With a new security plan underway and more American troops deployed to help dampen sectarian violence, "we will start to know relatively soon whether the Iraqis are living up to their obligations," to take more responsibility for security, Rice said in a morning interview on NBC.
As she and other administration officials conducted television interviews on the four-year anniversary of the "shock and awe" invasion of the country, Rice said, "I would ask the American people to be patient...We have invested a lot. It is worth the sacrifice."

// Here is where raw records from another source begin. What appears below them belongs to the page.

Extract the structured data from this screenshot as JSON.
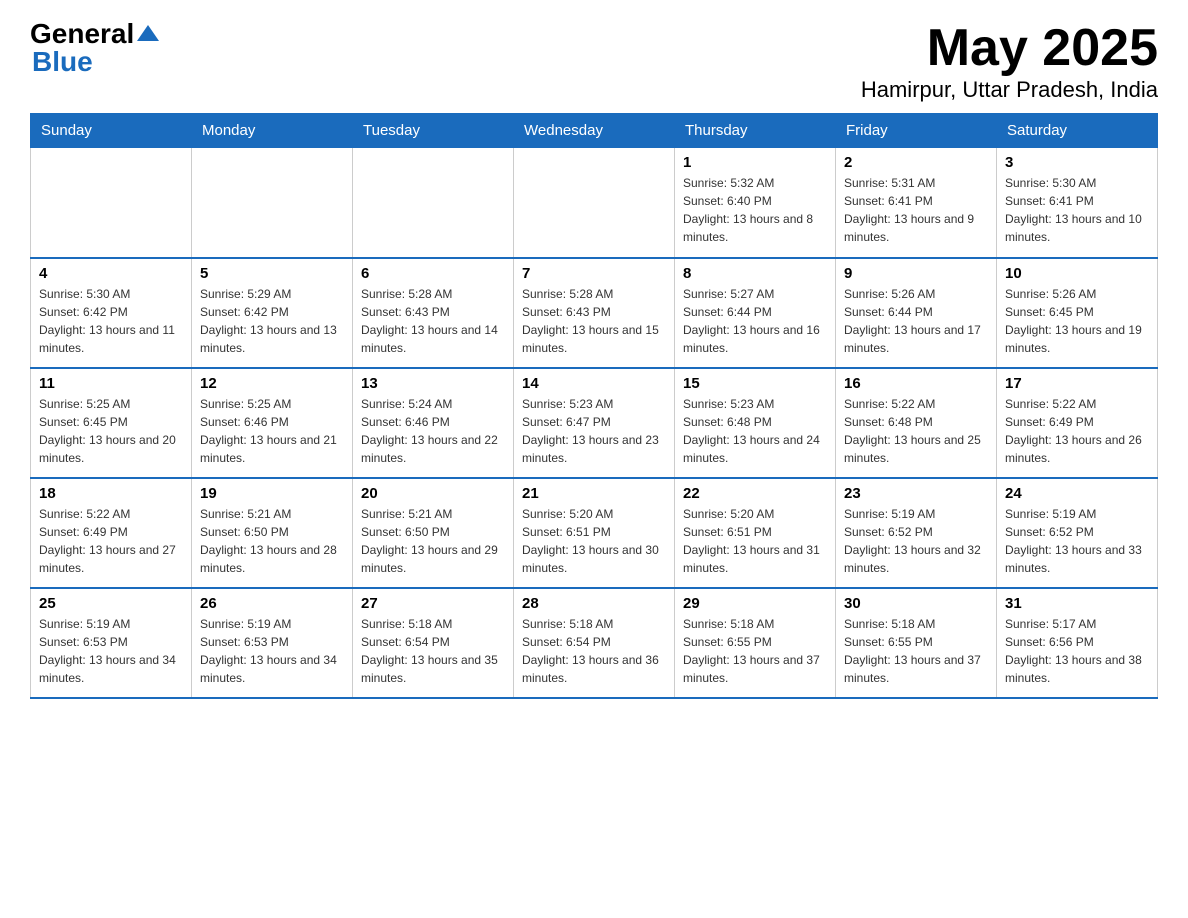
{
  "header": {
    "logo_general": "General",
    "logo_blue": "Blue",
    "title": "May 2025",
    "subtitle": "Hamirpur, Uttar Pradesh, India"
  },
  "weekdays": [
    "Sunday",
    "Monday",
    "Tuesday",
    "Wednesday",
    "Thursday",
    "Friday",
    "Saturday"
  ],
  "weeks": [
    [
      {
        "day": "",
        "info": ""
      },
      {
        "day": "",
        "info": ""
      },
      {
        "day": "",
        "info": ""
      },
      {
        "day": "",
        "info": ""
      },
      {
        "day": "1",
        "info": "Sunrise: 5:32 AM\nSunset: 6:40 PM\nDaylight: 13 hours and 8 minutes."
      },
      {
        "day": "2",
        "info": "Sunrise: 5:31 AM\nSunset: 6:41 PM\nDaylight: 13 hours and 9 minutes."
      },
      {
        "day": "3",
        "info": "Sunrise: 5:30 AM\nSunset: 6:41 PM\nDaylight: 13 hours and 10 minutes."
      }
    ],
    [
      {
        "day": "4",
        "info": "Sunrise: 5:30 AM\nSunset: 6:42 PM\nDaylight: 13 hours and 11 minutes."
      },
      {
        "day": "5",
        "info": "Sunrise: 5:29 AM\nSunset: 6:42 PM\nDaylight: 13 hours and 13 minutes."
      },
      {
        "day": "6",
        "info": "Sunrise: 5:28 AM\nSunset: 6:43 PM\nDaylight: 13 hours and 14 minutes."
      },
      {
        "day": "7",
        "info": "Sunrise: 5:28 AM\nSunset: 6:43 PM\nDaylight: 13 hours and 15 minutes."
      },
      {
        "day": "8",
        "info": "Sunrise: 5:27 AM\nSunset: 6:44 PM\nDaylight: 13 hours and 16 minutes."
      },
      {
        "day": "9",
        "info": "Sunrise: 5:26 AM\nSunset: 6:44 PM\nDaylight: 13 hours and 17 minutes."
      },
      {
        "day": "10",
        "info": "Sunrise: 5:26 AM\nSunset: 6:45 PM\nDaylight: 13 hours and 19 minutes."
      }
    ],
    [
      {
        "day": "11",
        "info": "Sunrise: 5:25 AM\nSunset: 6:45 PM\nDaylight: 13 hours and 20 minutes."
      },
      {
        "day": "12",
        "info": "Sunrise: 5:25 AM\nSunset: 6:46 PM\nDaylight: 13 hours and 21 minutes."
      },
      {
        "day": "13",
        "info": "Sunrise: 5:24 AM\nSunset: 6:46 PM\nDaylight: 13 hours and 22 minutes."
      },
      {
        "day": "14",
        "info": "Sunrise: 5:23 AM\nSunset: 6:47 PM\nDaylight: 13 hours and 23 minutes."
      },
      {
        "day": "15",
        "info": "Sunrise: 5:23 AM\nSunset: 6:48 PM\nDaylight: 13 hours and 24 minutes."
      },
      {
        "day": "16",
        "info": "Sunrise: 5:22 AM\nSunset: 6:48 PM\nDaylight: 13 hours and 25 minutes."
      },
      {
        "day": "17",
        "info": "Sunrise: 5:22 AM\nSunset: 6:49 PM\nDaylight: 13 hours and 26 minutes."
      }
    ],
    [
      {
        "day": "18",
        "info": "Sunrise: 5:22 AM\nSunset: 6:49 PM\nDaylight: 13 hours and 27 minutes."
      },
      {
        "day": "19",
        "info": "Sunrise: 5:21 AM\nSunset: 6:50 PM\nDaylight: 13 hours and 28 minutes."
      },
      {
        "day": "20",
        "info": "Sunrise: 5:21 AM\nSunset: 6:50 PM\nDaylight: 13 hours and 29 minutes."
      },
      {
        "day": "21",
        "info": "Sunrise: 5:20 AM\nSunset: 6:51 PM\nDaylight: 13 hours and 30 minutes."
      },
      {
        "day": "22",
        "info": "Sunrise: 5:20 AM\nSunset: 6:51 PM\nDaylight: 13 hours and 31 minutes."
      },
      {
        "day": "23",
        "info": "Sunrise: 5:19 AM\nSunset: 6:52 PM\nDaylight: 13 hours and 32 minutes."
      },
      {
        "day": "24",
        "info": "Sunrise: 5:19 AM\nSunset: 6:52 PM\nDaylight: 13 hours and 33 minutes."
      }
    ],
    [
      {
        "day": "25",
        "info": "Sunrise: 5:19 AM\nSunset: 6:53 PM\nDaylight: 13 hours and 34 minutes."
      },
      {
        "day": "26",
        "info": "Sunrise: 5:19 AM\nSunset: 6:53 PM\nDaylight: 13 hours and 34 minutes."
      },
      {
        "day": "27",
        "info": "Sunrise: 5:18 AM\nSunset: 6:54 PM\nDaylight: 13 hours and 35 minutes."
      },
      {
        "day": "28",
        "info": "Sunrise: 5:18 AM\nSunset: 6:54 PM\nDaylight: 13 hours and 36 minutes."
      },
      {
        "day": "29",
        "info": "Sunrise: 5:18 AM\nSunset: 6:55 PM\nDaylight: 13 hours and 37 minutes."
      },
      {
        "day": "30",
        "info": "Sunrise: 5:18 AM\nSunset: 6:55 PM\nDaylight: 13 hours and 37 minutes."
      },
      {
        "day": "31",
        "info": "Sunrise: 5:17 AM\nSunset: 6:56 PM\nDaylight: 13 hours and 38 minutes."
      }
    ]
  ]
}
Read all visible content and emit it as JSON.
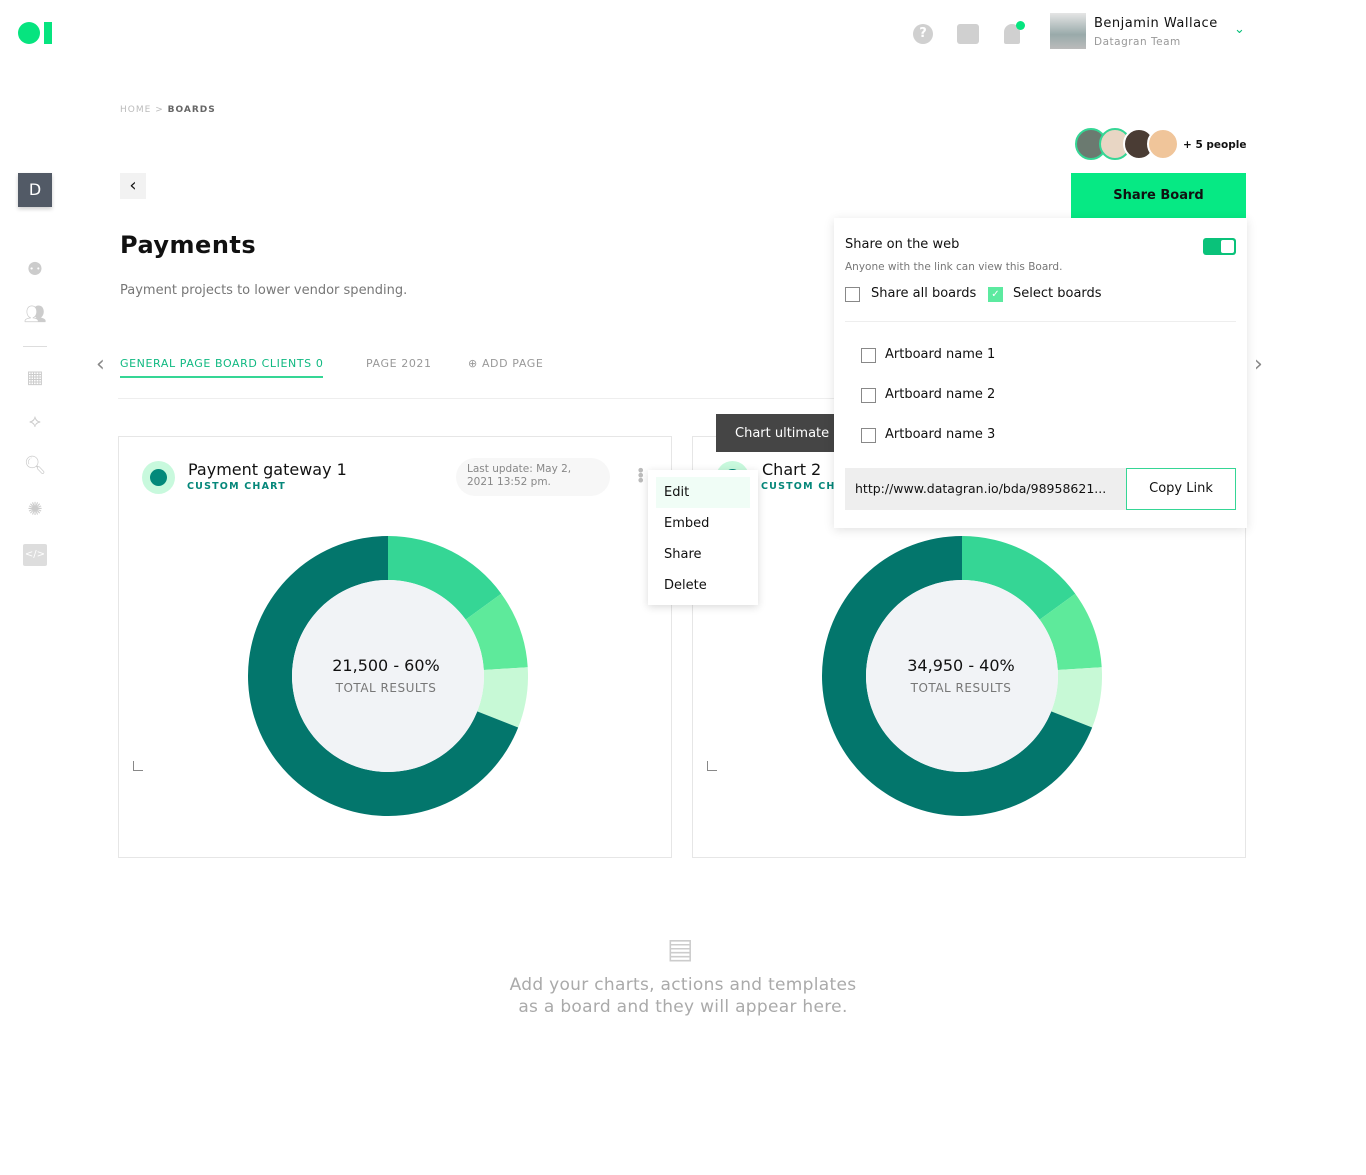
{
  "header": {
    "user_name": "Benjamin Wallace",
    "user_team": "Datagran Team",
    "icons": [
      "help-icon",
      "graduation-cap-icon",
      "bell-icon"
    ]
  },
  "breadcrumb": {
    "home": "HOME",
    "sep": ">",
    "current": "BOARDS"
  },
  "sidebar": {
    "workspace_initial": "D",
    "items": [
      "pipeline-icon",
      "team-icon",
      "dashboard-icon",
      "network-icon",
      "analytics-search-icon",
      "brain-icon",
      "code-icon"
    ]
  },
  "page": {
    "title": "Payments",
    "subtitle": "Payment projects to lower vendor spending."
  },
  "tabs": [
    {
      "label": "GENERAL PAGE BOARD CLIENTS 0",
      "active": true
    },
    {
      "label": "PAGE 2021"
    },
    {
      "label": "ADD PAGE"
    }
  ],
  "collaborators": {
    "count_label": "+ 5 people"
  },
  "share_button": "Share Board",
  "share_panel": {
    "title": "Share on the web",
    "toggle_on": true,
    "description": "Anyone with the link can view this Board.",
    "share_all": "Share all boards",
    "share_all_checked": false,
    "select_boards": "Select boards",
    "select_boards_checked": true,
    "artboards": [
      {
        "name": "Artboard name 1",
        "checked": false
      },
      {
        "name": "Artboard name 2",
        "checked": false
      },
      {
        "name": "Artboard name 3",
        "checked": false
      }
    ],
    "link": "http://www.datagran.io/bda/98958621...",
    "copy_label": "Copy Link"
  },
  "cards": [
    {
      "title": "Payment gateway 1",
      "subtitle": "CUSTOM CHART",
      "last_update": "Last update: May 2, 2021 13:52 pm.",
      "center_value": "21,500 - 60%",
      "center_label": "TOTAL RESULTS"
    },
    {
      "title": "Chart 2",
      "subtitle": "CUSTOM CHART",
      "tooltip": "Chart ultimate c",
      "center_value": "34,950 - 40%",
      "center_label": "TOTAL RESULTS"
    }
  ],
  "context_menu": [
    "Edit",
    "Embed",
    "Share",
    "Delete"
  ],
  "empty_state": {
    "line1": "Add your charts, actions and templates",
    "line2": "as a board and they will appear here."
  },
  "chart_data": [
    {
      "type": "pie",
      "values": [
        15,
        9,
        7,
        69
      ],
      "colors": [
        "#35d695",
        "#5eea9b",
        "#c7f9d6",
        "#03766c"
      ]
    },
    {
      "type": "pie",
      "values": [
        15,
        9,
        7,
        69
      ],
      "colors": [
        "#35d695",
        "#5eea9b",
        "#c7f9d6",
        "#03766c"
      ]
    }
  ],
  "colors": {
    "accent": "#06e984",
    "dark_teal": "#03766c"
  }
}
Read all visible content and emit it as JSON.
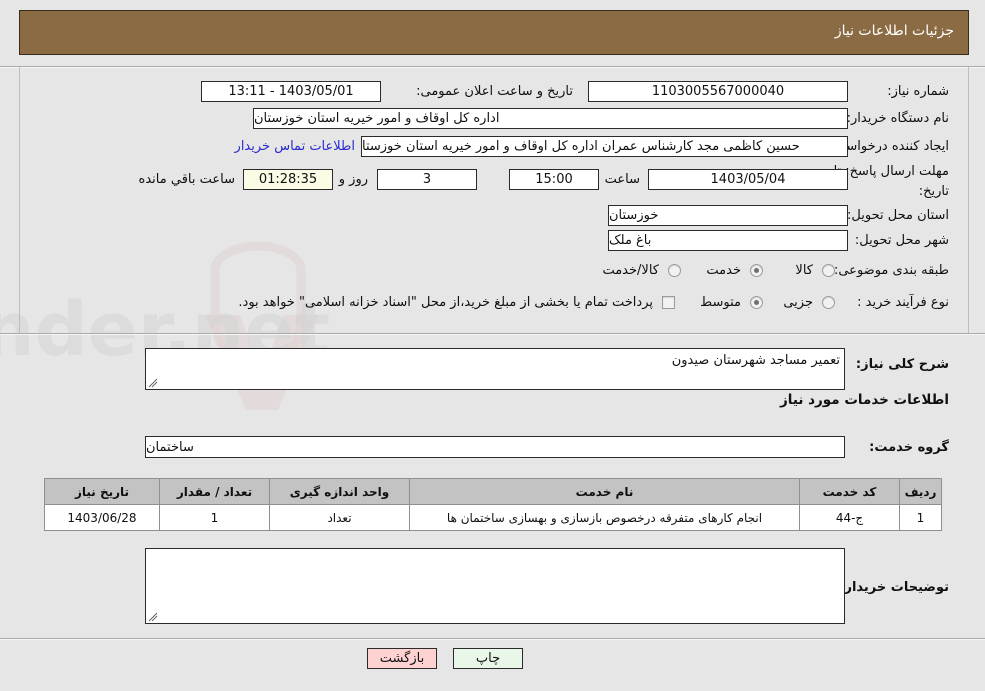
{
  "header": {
    "title": "جزئیات اطلاعات نیاز"
  },
  "colors": {
    "header_bg": "#8b6b43",
    "header_text": "#ffffff",
    "page_bg": "#e6e6e6",
    "link": "#2a2ad0",
    "table_header_bg": "#c3c3c3",
    "countdown_bg": "#fbfbe6",
    "print_button_bg": "#e9f7e9",
    "back_button_bg": "#ffd2d2"
  },
  "form": {
    "need_number_label": "شماره نیاز:",
    "need_number_value": "1103005567000040",
    "announce_datetime_label": "تاریخ و ساعت اعلان عمومی:",
    "announce_datetime_value": "1403/05/01 - 13:11",
    "buyer_org_label": "نام دستگاه خریدار:",
    "buyer_org_value": "اداره کل اوقاف و امور خیریه استان خوزستان",
    "requester_label": "ایجاد کننده درخواست:",
    "requester_value": "حسین کاظمی مجد کارشناس عمران اداره کل اوقاف و امور خیریه استان خوزستا",
    "contact_link": "اطلاعات تماس خریدار",
    "deadline_label_line1": "مهلت ارسال پاسخ: تا",
    "deadline_label_line2": "تاریخ:",
    "deadline_date": "1403/05/04",
    "deadline_hour_label": "ساعت",
    "deadline_time": "15:00",
    "remaining_days": "3",
    "remaining_days_label": "روز و",
    "remaining_clock": "01:28:35",
    "remaining_suffix": "ساعت باقي مانده",
    "province_label": "استان محل تحویل:",
    "province_value": "خوزستان",
    "city_label": "شهر محل تحویل:",
    "city_value": "باغ ملک",
    "category_label": "طبقه بندی موضوعی:",
    "category_options": [
      "کالا",
      "خدمت",
      "کالا/خدمت"
    ],
    "category_selected_index": 1,
    "process_label": "نوع فرآیند خرید :",
    "process_options": [
      "جزیی",
      "متوسط"
    ],
    "process_selected_index": 1,
    "treasury_checkbox_label": "پرداخت تمام یا بخشی از مبلغ خرید،از محل \"اسناد خزانه اسلامی\" خواهد بود.",
    "treasury_checked": false
  },
  "description": {
    "label": "شرح کلی نیاز:",
    "value": "تعمیر مساجد شهرستان صیدون"
  },
  "services": {
    "section_title": "اطلاعات خدمات مورد نیاز",
    "group_label": "گروه خدمت:",
    "group_value": "ساختمان",
    "columns": [
      "ردیف",
      "کد خدمت",
      "نام خدمت",
      "واحد اندازه گیری",
      "تعداد / مقدار",
      "تاریخ نیاز"
    ],
    "rows": [
      {
        "index": "1",
        "code": "ج-44",
        "name": "انجام کارهای متفرقه درخصوص بازسازی و بهسازی ساختمان ها",
        "unit": "تعداد",
        "quantity": "1",
        "need_date": "1403/06/28"
      }
    ]
  },
  "buyer_notes": {
    "label": "توضیحات خریدار:",
    "value": ""
  },
  "footer": {
    "print_label": "چاپ",
    "back_label": "بازگشت"
  },
  "watermark": {
    "text": "AnaTender.net"
  }
}
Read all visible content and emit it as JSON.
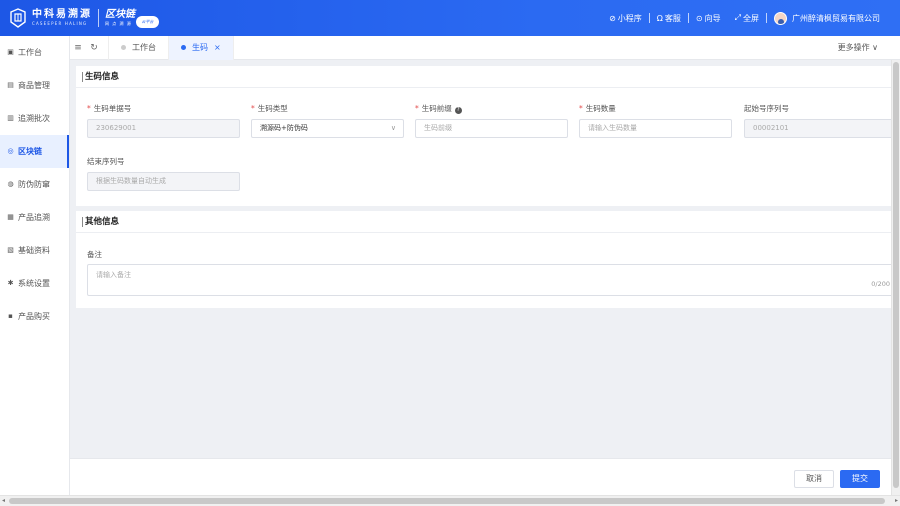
{
  "brand": {
    "name_cn": "中科易溯源",
    "name_en": "CASEEPER HALING",
    "chain_cn": "区块链",
    "chain_sub": "网 点 溯 源",
    "cloud_badge": "云平台"
  },
  "header": {
    "actions": [
      {
        "icon": "mini-program-icon",
        "label": "小程序"
      },
      {
        "icon": "headset-icon",
        "label": "客服"
      },
      {
        "icon": "guide-icon",
        "label": "向导"
      },
      {
        "icon": "fullscreen-icon",
        "label": "全屏"
      }
    ],
    "company": "广州醉清枫贸易有限公司"
  },
  "sidebar": {
    "items": [
      {
        "label": "工作台",
        "icon": "dashboard-icon",
        "active": false
      },
      {
        "label": "商品管理",
        "icon": "goods-icon",
        "active": false
      },
      {
        "label": "追溯批次",
        "icon": "batch-icon",
        "active": false
      },
      {
        "label": "区块链",
        "icon": "blockchain-icon",
        "active": true
      },
      {
        "label": "防伪防窜",
        "icon": "anti-fake-icon",
        "active": false
      },
      {
        "label": "产品追溯",
        "icon": "trace-icon",
        "active": false
      },
      {
        "label": "基础资料",
        "icon": "basic-data-icon",
        "active": false
      },
      {
        "label": "系统设置",
        "icon": "settings-icon",
        "active": false
      },
      {
        "label": "产品购买",
        "icon": "purchase-icon",
        "active": false
      }
    ]
  },
  "tabs": {
    "items": [
      {
        "label": "工作台",
        "active": false
      },
      {
        "label": "生码",
        "active": true,
        "close": "×"
      }
    ],
    "more_ops": "更多操作 ∨"
  },
  "form": {
    "section_title": "生码信息",
    "fields": {
      "order_no": {
        "label": "生码单据号",
        "required": true,
        "value": "230629001"
      },
      "code_type": {
        "label": "生码类型",
        "required": true,
        "value": "溯源码+防伪码"
      },
      "code_prefix": {
        "label": "生码前缀",
        "required": true,
        "placeholder": "生码前缀"
      },
      "code_count": {
        "label": "生码数量",
        "required": true,
        "placeholder": "请输入生码数量"
      },
      "start_serial": {
        "label": "起始号序列号",
        "required": false,
        "value": "00002101"
      },
      "end_serial": {
        "label": "结束序列号",
        "required": false,
        "placeholder": "根据生码数量自动生成"
      }
    }
  },
  "other": {
    "section_title": "其他信息",
    "remark_label": "备注",
    "remark_placeholder": "请输入备注",
    "counter": "0/200"
  },
  "footer": {
    "cancel": "取消",
    "submit": "提交"
  },
  "colors": {
    "brand_blue": "#2b6af2",
    "required_red": "#e34d4d"
  }
}
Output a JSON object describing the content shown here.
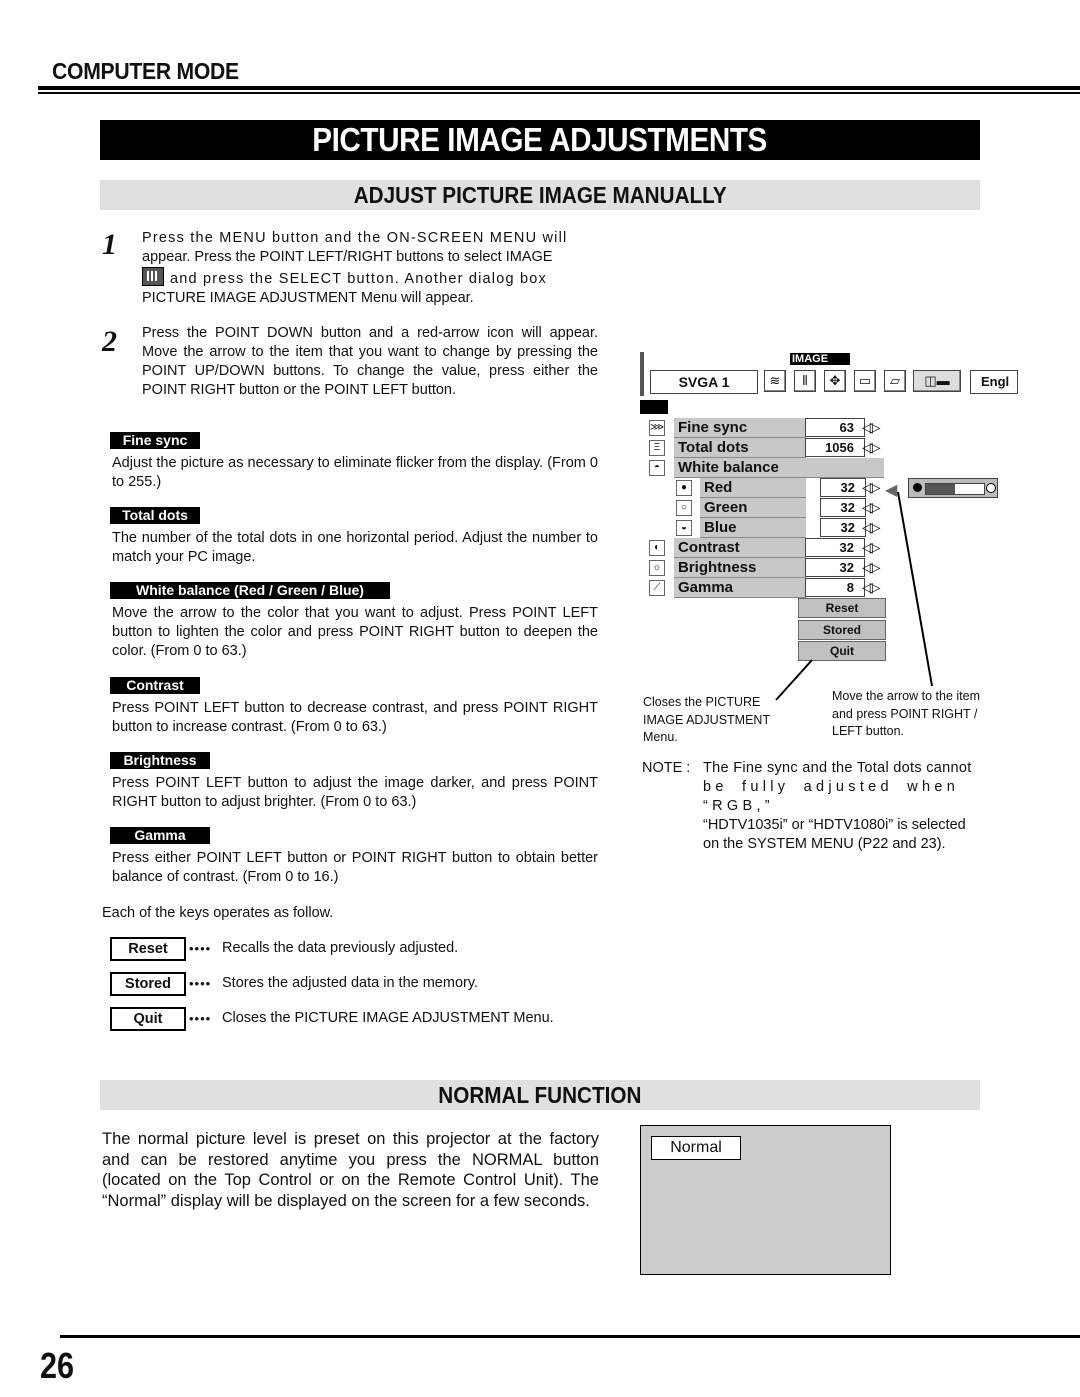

More than 3,200 American military personnel have died in the conflict. Bush is scheduled to make remarks about the war at 11:30, following a video-conference with Iraqi Prime Minister Nouri al-Maliki.
In a separate interview with CBS, Rice said it was probably a mistake not to have put in place a "more localized, more decentralized" plan to rebuild the country, and that the U.S. from earlier on should have put in place the more forceful counterinsurgency strategy now being pursued under the command of Gen. David Petraeus, wire services reported.
As Rice spoke, wire services in Baghdad reported a wave of fresh bombings, including an explosion at a Shiite mosque in Baghdad and four blasts in rapid succession in the oil-rich region of Kirkuk.
The mosque bombing during a prayer service killed at least eight worshipers, wire services reported. In Kirkuk, four car bombs went off within around half an hour of each other, killing about a dozen people, according to an Associated Press report.
A day before in Baghdad, insurgents disguised as mechanics slipped into car repair shops on the ground floor of a hotel used as an Iraqi army post in Anbar province, a hub of the Sunni insurgency, then furtively planted bombs before fleeing and blowing up the building on Sunday, police said.
Iraqi army and police forces also discovered the beheaded bodies of nine police officers in an abandoned post office east of Anbar's provincial capital, Ramadi, police Col. Tareq Aduleimi said. The bodies, found as the forces raided suspected hideouts of the insurgent group al-Qaeda in Iraq, showed signs of torture, he said.
The violence in the volatile Sunni-dominated province came on a day that the Iraqi military reported the details of a raid this month on a Sunni legislator's home, where officials said soldiers seized 65 Kalashnikov rifles and found traces of explosives on four cars.
Seven people were arrested in the March 8 raid at the home of Dhafir al-Ani, a lawmaker with the largest Sunni bloc in the Shiite-led parliament, Iraqi military spokesman Qassim al-Moussawi said at a news conference. One man, who had a sniper rifle, remains in custody, he said.
Reached by telephone, Ani called the raid "a humiliation attempt" but declined to place blame for it.